Under the Interior Ministry’s voluntary returns programme, which ended on Tuesday, laid-off immigrants in the Czech Republic could apply for a free plane ticket home, 500 euros in cash, and a promise of easier paper work once the economic situation improved. Tomáš Haišman is the head of the ministry’s migration and asylum policy department.

“The programme helped people who were in a very difficult situation, and wanted to solve it on a voluntary basis. We stretched our hand to them, and more than 2,300 people left the Czech Republic with this assistance.”

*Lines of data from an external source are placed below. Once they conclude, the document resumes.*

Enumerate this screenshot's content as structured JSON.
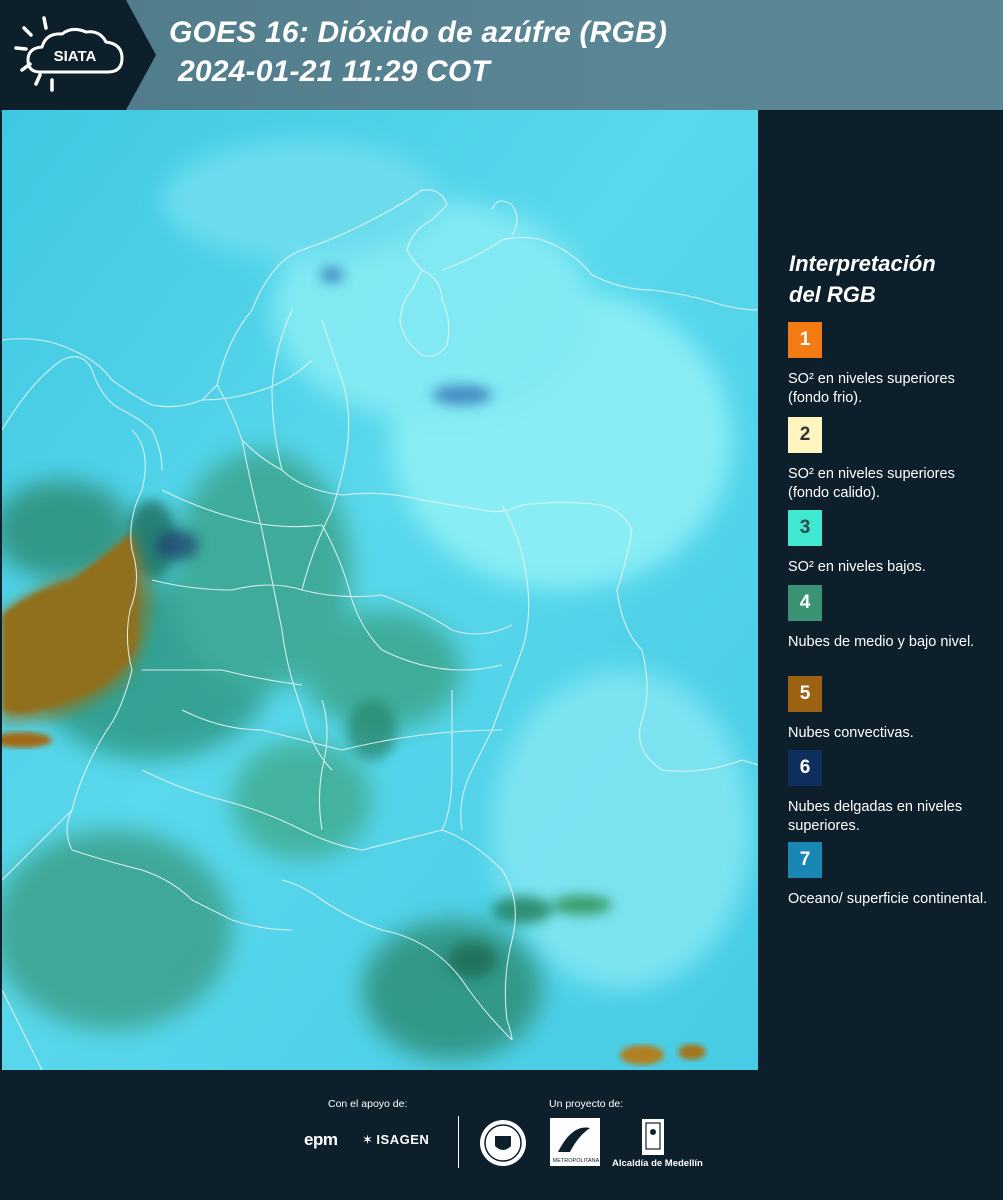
{
  "header": {
    "title_line_1": "GOES 16: Dióxido de azúfre (RGB)",
    "title_line_2": "2024-01-21 11:29 COT",
    "logo_text": "SIATA"
  },
  "legend": {
    "title_line_1": "Interpretación",
    "title_line_2": "del RGB",
    "items": [
      {
        "number": "1",
        "label": "SO² en niveles superiores (fondo frio).",
        "color": "#f47a14",
        "text_color": "#ffffff"
      },
      {
        "number": "2",
        "label": "SO² en niveles superiores (fondo calido).",
        "color": "#fdf6c0",
        "text_color": "#333333"
      },
      {
        "number": "3",
        "label": "SO² en niveles bajos.",
        "color": "#3fe8cf",
        "text_color": "#2a4a4a"
      },
      {
        "number": "4",
        "label": "Nubes de medio y bajo nivel.",
        "color": "#3a9473",
        "text_color": "#ffffff"
      },
      {
        "number": "5",
        "label": "Nubes convectivas.",
        "color": "#9a6212",
        "text_color": "#ffffff"
      },
      {
        "number": "6",
        "label": "Nubes delgadas en niveles superiores.",
        "color": "#0f2f5e",
        "text_color": "#ffffff"
      },
      {
        "number": "7",
        "label": "Oceano/ superficie continental.",
        "color": "#1a86b4",
        "text_color": "#ffffff"
      }
    ]
  },
  "footer": {
    "support_caption": "Con el apoyo de:",
    "project_caption": "Un proyecto de:",
    "sponsor_1": "epm",
    "sponsor_2": "ISAGEN",
    "partner_metro": "Área METROPOLITANA Valle de Aburrá",
    "partner_alcaldia": "Alcaldía de Medellín"
  },
  "colors": {
    "header_bg": "#5a8594",
    "page_bg": "#0e1f2c",
    "map_background": "#3fcde6"
  }
}
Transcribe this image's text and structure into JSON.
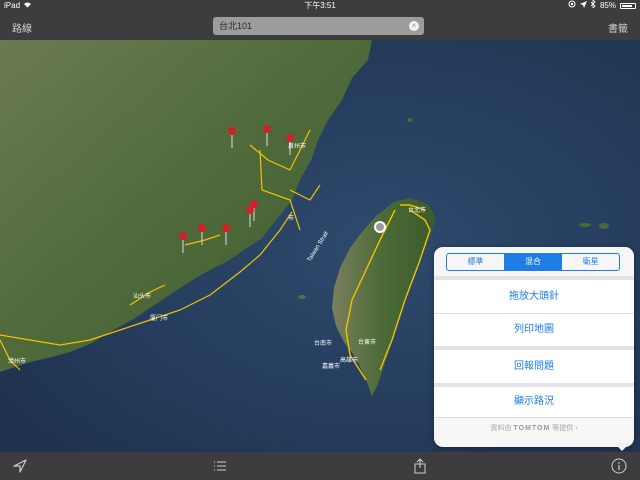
{
  "status_bar": {
    "device": "iPad",
    "time": "下午3:51",
    "battery": "85%",
    "battery_level": 0.85
  },
  "nav_bar": {
    "left_label": "路線",
    "right_label": "書籤",
    "search_value": "台北101"
  },
  "map": {
    "strait_label": "Taiwan Strait",
    "place_labels": [
      "台北市",
      "台南市",
      "嘉義市",
      "台東市",
      "高雄市",
      "汕头市",
      "泉州市",
      "厦门市",
      "漳州市",
      "市"
    ],
    "pin_color": "#d0202a",
    "road_color": "#f2c200",
    "sea_color": "#243856"
  },
  "popover": {
    "segments": [
      "標準",
      "混合",
      "衛星"
    ],
    "selected_segment": "混合",
    "actions": [
      "拖放大頭針",
      "列印地圖",
      "回報問題",
      "顯示路況"
    ],
    "credit_text": "資料由",
    "credit_brand": "TOMTOM",
    "credit_suffix": "等提供",
    "accent_color": "#1f7de6"
  },
  "toolbar": {
    "icons": [
      "location-arrow-icon",
      "list-icon",
      "share-icon",
      "info-icon"
    ]
  }
}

The first phase of the scheme, which lasted until July, was fairly successful as nearly 2,000 people applied to return to their country of origin. The ministry then followed up with another stage that also covered illegal aliens. But the number of foreigners interested in getting a free flight home proved to be far lower than the authorities expected. Tomáš Haišman again.

“The first phase was limited to 2,000 people and it was almost completely fulfilled by the middle of this year. The second phase was less successful. But that’s logical because most of the people in a critical situation had already left the Czech Republic for another country, or maybe for their home country, on their own.”

While Interior Ministry officials say they are fairly satisfied with the scheme, the number of foreigners in the Czech Republic is higher than ever. From a transit country in the 1990s, the Czech Republic has become a target destination for thousands of immigrants from eastern Europe and countries of the former Soviet Union. Lucie Sládková is the head of the Czech branch of the International Organization for Migration.

“From the new millennium, from the year 2000, the Czech Republic has seen a rapid annual increase of immigrants who want to settle in the country. Currently, there are 435,000 legal foreigners residing in the Czech Republic, which is more than in Poland, Slovakia and Hungary combined.”

With the Czech economy slowly recovering and the language affinity for Slavs, experts believe the Czech Republic will continue to attract foreigners by the thousands. The Interior Ministry says that for the time being, no further voluntary returns schemes are planned.